But I remind you that I started this by discussing why evidence-based medicine was so hard to achieve in real world practice. This balanced article from the Boston Globe shows that big city hospitals which do lots of procedures on kids do better on reducing the false positive rate for pediatric appendectomies than lower volume hospitals. It seems that it’s pretty hard to get the mistake rate of the big city med centers (still up at around 4.8%) at the local hospital where they don’t see so many and have twice the error rate. The key point in the Pediatrics abstract that’s not in the write up for the lay reader is that two thirds of these pediatric appendectomies are done at the lower volume hospitals, and therefore have the worse results. Yet how many parents want to drive an extra hour or so to a distant hospital when their child is in pain? Does the "centers of excellence" concept make sense for this relatively trivial level of surgery? Is an 8% error level acceptable when the cost is more likely to be financial than medical? It’s still a tough subject.
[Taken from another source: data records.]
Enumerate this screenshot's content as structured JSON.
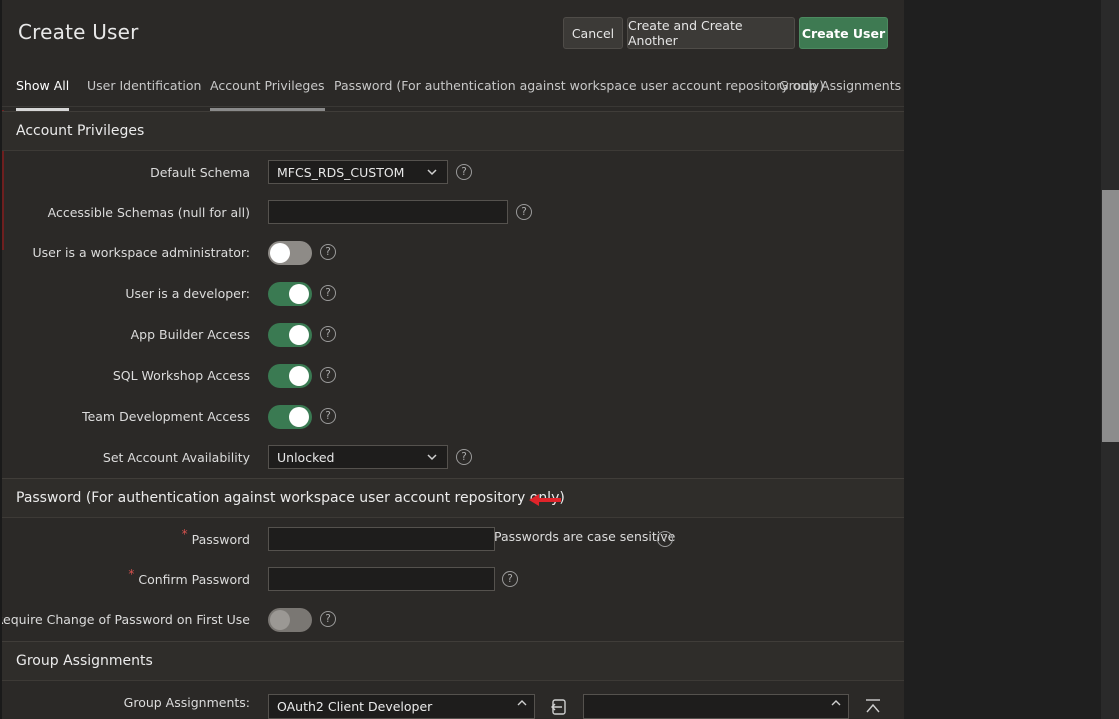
{
  "dialog": {
    "title": "Create User",
    "buttons": {
      "cancel": "Cancel",
      "create_another": "Create and Create Another",
      "create": "Create User"
    }
  },
  "tabs": [
    {
      "label": "Show All",
      "state": "active"
    },
    {
      "label": "User Identification"
    },
    {
      "label": "Account Privileges",
      "state": "hover"
    },
    {
      "label": "Password (For authentication against workspace user account repository only)"
    },
    {
      "label": "Group Assignments"
    }
  ],
  "account_privileges": {
    "heading": "Account Privileges",
    "default_schema": {
      "label": "Default Schema",
      "value": "MFCS_RDS_CUSTOM"
    },
    "accessible_schemas": {
      "label": "Accessible Schemas (null for all)",
      "value": ""
    },
    "workspace_admin": {
      "label": "User is a workspace administrator:",
      "on": false
    },
    "developer": {
      "label": "User is a developer:",
      "on": true
    },
    "app_builder": {
      "label": "App Builder Access",
      "on": true
    },
    "sql_workshop": {
      "label": "SQL Workshop Access",
      "on": true
    },
    "team_dev": {
      "label": "Team Development Access",
      "on": true
    },
    "availability": {
      "label": "Set Account Availability",
      "value": "Unlocked"
    }
  },
  "password": {
    "heading": "Password (For authentication against workspace user account repository only)",
    "password": {
      "label": "Password",
      "required_mark": "*",
      "note": "Passwords are case sensitive"
    },
    "confirm": {
      "label": "Confirm Password",
      "required_mark": "*"
    },
    "require_change": {
      "label": "Require Change of Password on First Use",
      "on": false
    }
  },
  "groups": {
    "heading": "Group Assignments",
    "label": "Group Assignments:",
    "available_first": "OAuth2 Client Developer"
  },
  "help_glyph": "?",
  "colors": {
    "accent_green": "#3e7a52",
    "annotation_arrow": "#e0242a",
    "required": "#d9534f"
  }
}
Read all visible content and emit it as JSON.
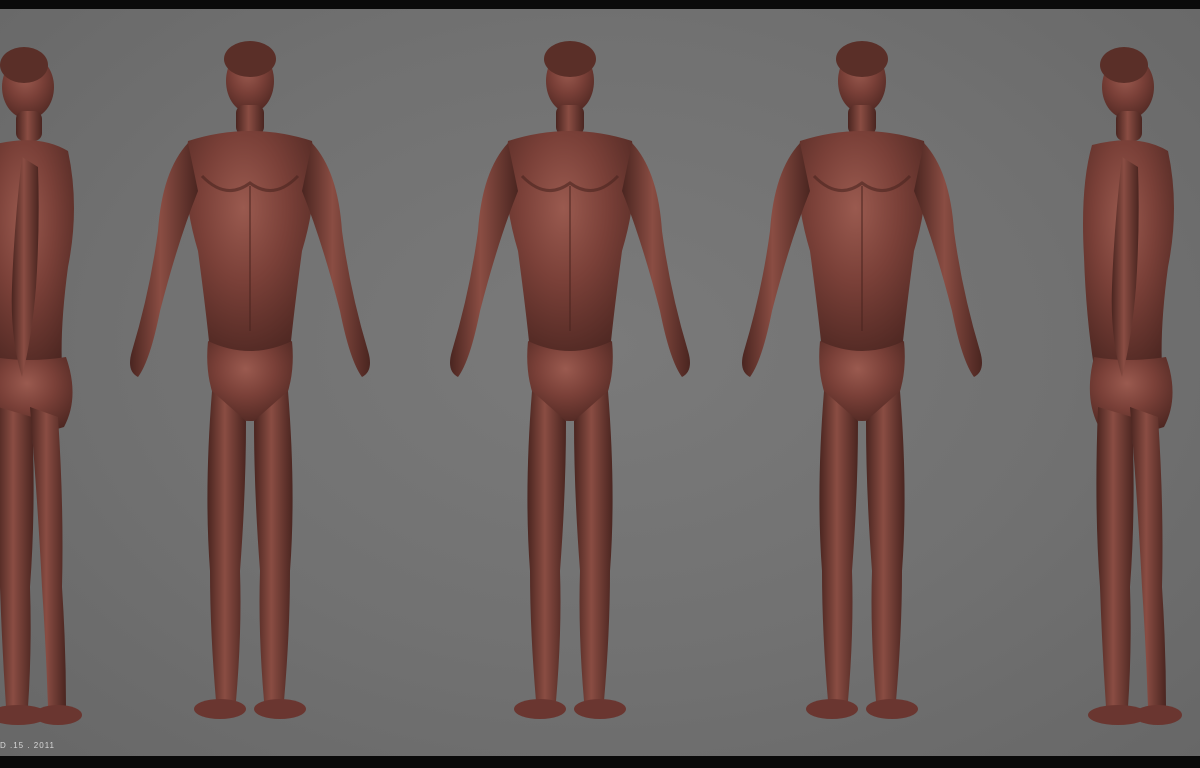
{
  "scene": {
    "caption": "D .15 . 2011",
    "background_color": "#727272",
    "frame_color": "#0a0a0a",
    "figure_color": "#6e3a32",
    "figure_highlight": "#9a5a4f",
    "figure_shadow": "#3e1f1a",
    "views": [
      "left-side-view",
      "three-quarter-front-left-view",
      "front-view",
      "three-quarter-front-right-view",
      "back-three-quarter-view"
    ]
  }
}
I shall vent later mostly about information use, and this study provides useful information on how we should be tackling this type of procedure. But it’s a bigger system change to move this type of surgery than to get all the transplants, say, to high-volume physicians.